WHAT YOU WILL DO
Tally the lines of the listing that contain the word "중원구는", then give the total and nothing else.

[[ DATA PROVIDED open ]]

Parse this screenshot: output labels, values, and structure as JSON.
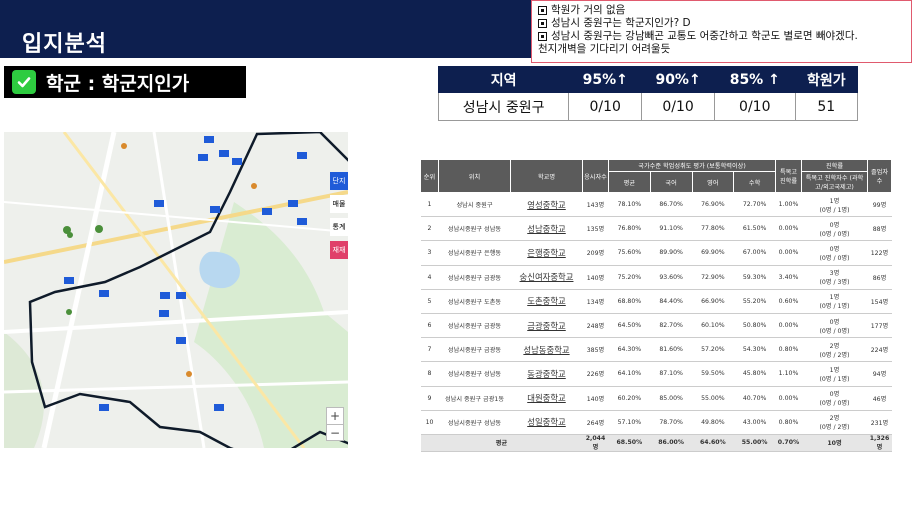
{
  "page": {
    "title": "입지분석"
  },
  "notes": [
    "학원가 거의 없음",
    "성남시 중원구는 학군지인가? D",
    "성남시 중원구는 강남빼곤 교통도 어중간하고 학군도 별로면 빼야겠다.",
    "천지개벽을 기다리기 어려울듯"
  ],
  "section": {
    "label": "학군 : 학군지인가"
  },
  "summary": {
    "headers": [
      "지역",
      "95%↑",
      "90%↑",
      "85% ↑",
      "학원가"
    ],
    "row": [
      "성남시 중원구",
      "0/10",
      "0/10",
      "0/10",
      "51"
    ]
  },
  "map": {
    "zoom_in": "+",
    "zoom_out": "−",
    "side_buttons": [
      "단지",
      "매물",
      "통계",
      "재재"
    ],
    "accent": "#1f5bd8",
    "boundary": "#0f1b2a"
  },
  "school_table": {
    "header_top": [
      "순위",
      "위치",
      "학교명",
      "응시자수",
      "국가수준 학업성취도 평가 (보통학력이상)",
      "특목고 진학률",
      "진학률",
      "졸업자수"
    ],
    "header_sub": [
      "평균",
      "국어",
      "영어",
      "수학",
      "특목고 진학자수 (과학고/외고국제고)"
    ],
    "rows": [
      [
        "1",
        "성남시 중원구",
        "영성중학교",
        "143명",
        "78.10%",
        "86.70%",
        "76.90%",
        "72.70%",
        "1.00%",
        "1명",
        "(0명 / 1명)",
        "99명"
      ],
      [
        "2",
        "성남시중원구 성남동",
        "성남중학교",
        "135명",
        "76.80%",
        "91.10%",
        "77.80%",
        "61.50%",
        "0.00%",
        "0명",
        "(0명 / 0명)",
        "88명"
      ],
      [
        "3",
        "성남시중원구 은행동",
        "은행중학교",
        "209명",
        "75.60%",
        "89.90%",
        "69.90%",
        "67.00%",
        "0.00%",
        "0명",
        "(0명 / 0명)",
        "122명"
      ],
      [
        "4",
        "성남시중원구 금광동",
        "숭신여자중학교",
        "140명",
        "75.20%",
        "93.60%",
        "72.90%",
        "59.30%",
        "3.40%",
        "3명",
        "(0명 / 3명)",
        "86명"
      ],
      [
        "5",
        "성남시중원구 도촌동",
        "도촌중학교",
        "134명",
        "68.80%",
        "84.40%",
        "66.90%",
        "55.20%",
        "0.60%",
        "1명",
        "(0명 / 1명)",
        "154명"
      ],
      [
        "6",
        "성남시중원구 금광동",
        "금광중학교",
        "248명",
        "64.50%",
        "82.70%",
        "60.10%",
        "50.80%",
        "0.00%",
        "0명",
        "(0명 / 0명)",
        "177명"
      ],
      [
        "7",
        "성남시중원구 금광동",
        "성남동중학교",
        "385명",
        "64.30%",
        "81.60%",
        "57.20%",
        "54.30%",
        "0.80%",
        "2명",
        "(0명 / 2명)",
        "224명"
      ],
      [
        "8",
        "성남시중원구 성남동",
        "동광중학교",
        "226명",
        "64.10%",
        "87.10%",
        "59.50%",
        "45.80%",
        "1.10%",
        "1명",
        "(0명 / 1명)",
        "94명"
      ],
      [
        "9",
        "성남시 중원구 금광1동",
        "대원중학교",
        "140명",
        "60.20%",
        "85.00%",
        "55.00%",
        "40.70%",
        "0.00%",
        "0명",
        "(0명 / 0명)",
        "46명"
      ],
      [
        "10",
        "성남시중원구 성남동",
        "성일중학교",
        "264명",
        "57.10%",
        "78.70%",
        "49.80%",
        "43.00%",
        "0.80%",
        "2명",
        "(0명 / 2명)",
        "231명"
      ]
    ],
    "avg": [
      "평균",
      "2,044명",
      "68.50%",
      "86.00%",
      "64.60%",
      "55.00%",
      "0.70%",
      "10명",
      "1,326명"
    ]
  }
}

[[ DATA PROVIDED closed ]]

WRITTEN SOLUTION
2